Submit your next manuscript to BioMed Central and take full advantage of:

• Convenient online submission

• Thorough peer review

• No space constraints or color figure charges

• Immediate publication on acceptance

• Inclusion in PubMed, CAS, Scopus and Google Scholar

• Research which is freely available for redistribution


Table 1 List of the primers used in RT-PCR and real-time PCR for Notch1 gene amplification

Table 1.

List of the primers used in RT PCR and real time PCR for Notch1 gene amplification. View in document p.2
Figure 1 Results of RT-PCR amplification for Notch1 gene using different primer pairs which located in different domains

Figure 1.

Results of RT PCR amplification for Notch1 gene using different primer pairs which located in different domains. View in document p.3
Figure 2 NotchHeterozygous mutations were identified in position 4733 (codon 1578) and 4778 (codon 1593) in1 mutations in 3 cases with T-ALL (Mut sample) compared with a normal sequence of Notch1 (WT sample) Notch1 gene.

Figure 2.

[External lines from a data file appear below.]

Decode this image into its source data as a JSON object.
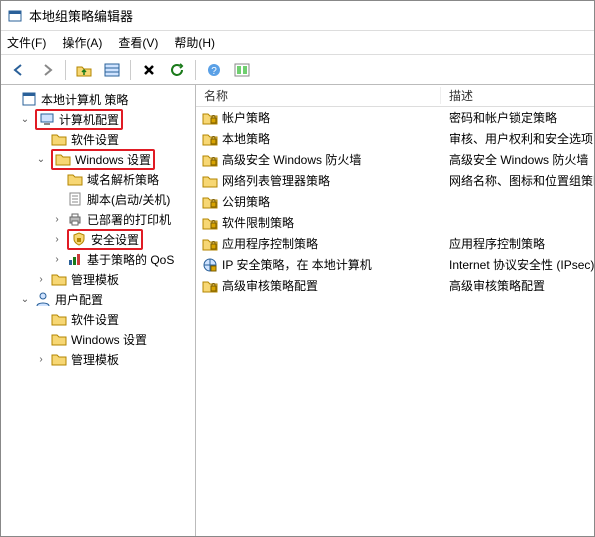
{
  "window": {
    "title": "本地组策略编辑器"
  },
  "menu": {
    "file": "文件(F)",
    "action": "操作(A)",
    "view": "查看(V)",
    "help": "帮助(H)"
  },
  "toolbar_icons": {
    "back": "back-icon",
    "forward": "forward-icon",
    "up": "up-folder-icon",
    "list": "list-view-icon",
    "delete": "delete-icon",
    "refresh": "refresh-icon",
    "help": "help-icon",
    "props": "properties-icon"
  },
  "tree": [
    {
      "indent": 0,
      "twisty": "",
      "icon": "policy",
      "label": "本地计算机 策略",
      "hl": false,
      "interact": true
    },
    {
      "indent": 1,
      "twisty": "v",
      "icon": "computer",
      "label": "计算机配置",
      "hl": true,
      "interact": true
    },
    {
      "indent": 2,
      "twisty": "",
      "icon": "folder",
      "label": "软件设置",
      "hl": false,
      "interact": true
    },
    {
      "indent": 2,
      "twisty": "v",
      "icon": "folder",
      "label": "Windows 设置",
      "hl": true,
      "interact": true
    },
    {
      "indent": 3,
      "twisty": "",
      "icon": "folder",
      "label": "域名解析策略",
      "hl": false,
      "interact": true
    },
    {
      "indent": 3,
      "twisty": "",
      "icon": "script",
      "label": "脚本(启动/关机)",
      "hl": false,
      "interact": true
    },
    {
      "indent": 3,
      "twisty": ">",
      "icon": "printer",
      "label": "已部署的打印机",
      "hl": false,
      "interact": true
    },
    {
      "indent": 3,
      "twisty": ">",
      "icon": "security",
      "label": "安全设置",
      "hl": true,
      "interact": true
    },
    {
      "indent": 3,
      "twisty": ">",
      "icon": "qos",
      "label": "基于策略的 QoS",
      "hl": false,
      "interact": true
    },
    {
      "indent": 2,
      "twisty": ">",
      "icon": "folder",
      "label": "管理模板",
      "hl": false,
      "interact": true
    },
    {
      "indent": 1,
      "twisty": "v",
      "icon": "user",
      "label": "用户配置",
      "hl": false,
      "interact": true
    },
    {
      "indent": 2,
      "twisty": "",
      "icon": "folder",
      "label": "软件设置",
      "hl": false,
      "interact": true
    },
    {
      "indent": 2,
      "twisty": "",
      "icon": "folder",
      "label": "Windows 设置",
      "hl": false,
      "interact": true
    },
    {
      "indent": 2,
      "twisty": ">",
      "icon": "folder",
      "label": "管理模板",
      "hl": false,
      "interact": true
    }
  ],
  "columns": {
    "name": "名称",
    "desc": "描述"
  },
  "rows": [
    {
      "icon": "folder-lock",
      "name": "帐户策略",
      "desc": "密码和帐户锁定策略"
    },
    {
      "icon": "folder-lock",
      "name": "本地策略",
      "desc": "审核、用户权利和安全选项"
    },
    {
      "icon": "folder-lock",
      "name": "高级安全 Windows 防火墙",
      "desc": "高级安全 Windows 防火墙"
    },
    {
      "icon": "folder",
      "name": "网络列表管理器策略",
      "desc": "网络名称、图标和位置组策略"
    },
    {
      "icon": "folder-lock",
      "name": "公钥策略",
      "desc": ""
    },
    {
      "icon": "folder-lock",
      "name": "软件限制策略",
      "desc": ""
    },
    {
      "icon": "folder-lock",
      "name": "应用程序控制策略",
      "desc": "应用程序控制策略"
    },
    {
      "icon": "ipsec",
      "name": "IP 安全策略，在 本地计算机",
      "desc": "Internet 协议安全性 (IPsec)"
    },
    {
      "icon": "folder-lock",
      "name": "高级审核策略配置",
      "desc": "高级审核策略配置"
    }
  ]
}
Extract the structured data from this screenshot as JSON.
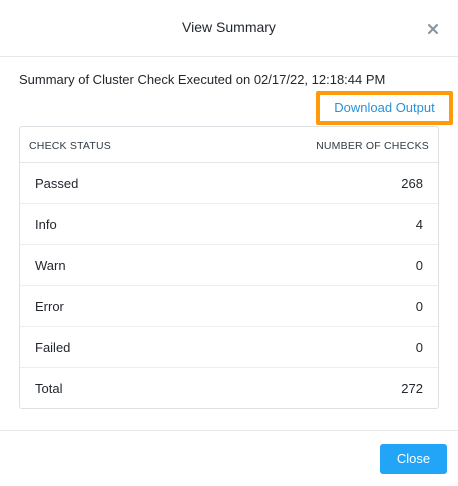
{
  "dialog": {
    "title": "View Summary",
    "close_icon": "close-icon"
  },
  "summary": {
    "text": "Summary of Cluster Check Executed on 02/17/22, 12:18:44 PM",
    "download_label": "Download Output"
  },
  "table": {
    "headers": {
      "status": "CHECK STATUS",
      "count": "NUMBER OF CHECKS"
    },
    "rows": [
      {
        "label": "Passed",
        "value": "268"
      },
      {
        "label": "Info",
        "value": "4"
      },
      {
        "label": "Warn",
        "value": "0"
      },
      {
        "label": "Error",
        "value": "0"
      },
      {
        "label": "Failed",
        "value": "0"
      },
      {
        "label": "Total",
        "value": "272"
      }
    ]
  },
  "footer": {
    "close_label": "Close"
  },
  "colors": {
    "accent": "#22a5f7",
    "link": "#2a91d8",
    "highlight": "#ff9a0a"
  }
}
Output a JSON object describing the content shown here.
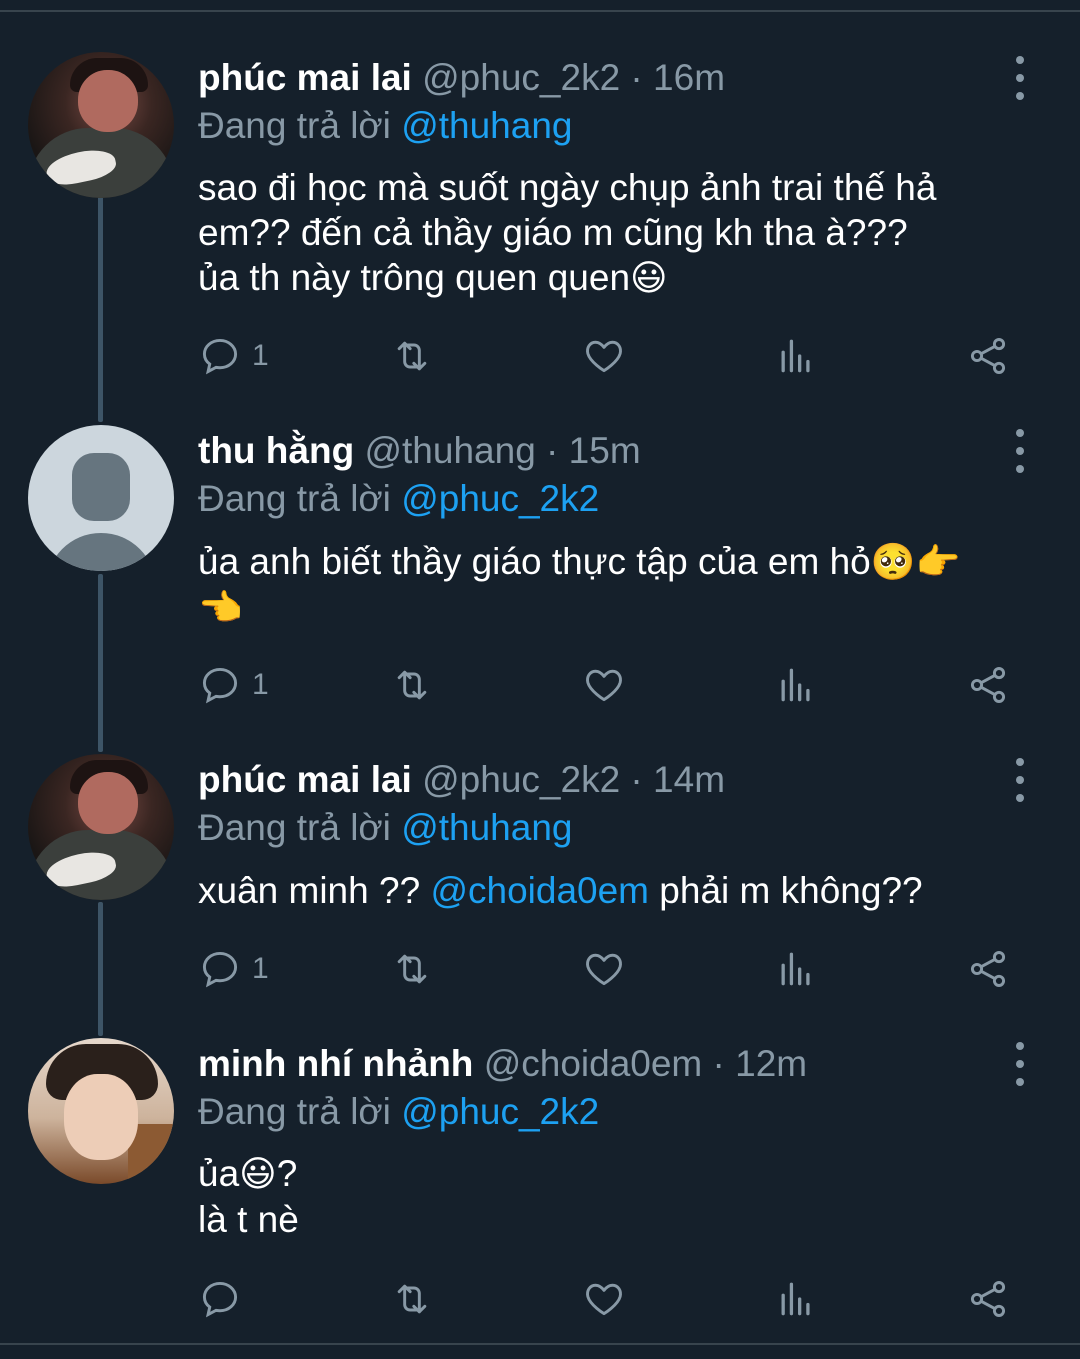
{
  "tweets": [
    {
      "name": "phúc mai lai",
      "handle": "@phuc_2k2",
      "sep": " · ",
      "time": "16m",
      "replying_prefix": "Đang trả lời ",
      "replying_to": "@thuhang",
      "lines": [
        "sao đi học mà suốt ngày chụp ảnh trai thế hả",
        "em?? đến cả thầy giáo m cũng kh tha à???",
        "ủa th này trông quen quen"
      ],
      "emoji_end": "😃",
      "reply_count": "1"
    },
    {
      "name": "thu hằng",
      "handle": "@thuhang",
      "sep": " · ",
      "time": "15m",
      "replying_prefix": "Đang trả lời ",
      "replying_to": "@phuc_2k2",
      "line1": "ủa anh biết thầy giáo thực tập của em hỏ",
      "emoji1": "🥺👉",
      "emoji2": "👈",
      "reply_count": "1"
    },
    {
      "name": "phúc mai lai",
      "handle": "@phuc_2k2",
      "sep": " · ",
      "time": "14m",
      "replying_prefix": "Đang trả lời ",
      "replying_to": "@thuhang",
      "text_pre": "xuân minh ?? ",
      "text_mention": "@choida0em",
      "text_post": " phải m không??",
      "reply_count": "1"
    },
    {
      "name": "minh nhí nhảnh",
      "handle": "@choida0em",
      "sep": " · ",
      "time": "12m",
      "replying_prefix": "Đang trả lời ",
      "replying_to": "@phuc_2k2",
      "line1_pre": "ủa",
      "line1_emoji": "😃",
      "line1_post": "?",
      "line2": "là t nè",
      "reply_count": ""
    }
  ],
  "icons": [
    "reply-icon",
    "retweet-icon",
    "like-icon",
    "stats-icon",
    "share-icon",
    "more-icon"
  ],
  "colors": {
    "background": "#15202b",
    "accent": "#1da1f2",
    "muted": "#8899a6",
    "thread": "#3d5466"
  }
}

NotchHeterozygous mutations were identified in position 4733 codon 1578 and 4778 codon 1593 in1 mutations in 3 cases with T ALL Mut sample compared with a normal sequence of Notch1 WT sample Notch1 gene . View in document p.3
Figure 3 The expression levels ofand healthy individuals (HI) groups Notch1 gene in T-ALL with Notch1 mutation (Mut T-ALL), T-ALL with wild type Notch1 (WT T-ALL).

Figure 3.

The expression levels ofand healthy individuals HI groups Notch1 gene in T ALL with Notch1 mutation Mut T ALL T ALL with wild type Notch1 WT T ALL . View in document p.4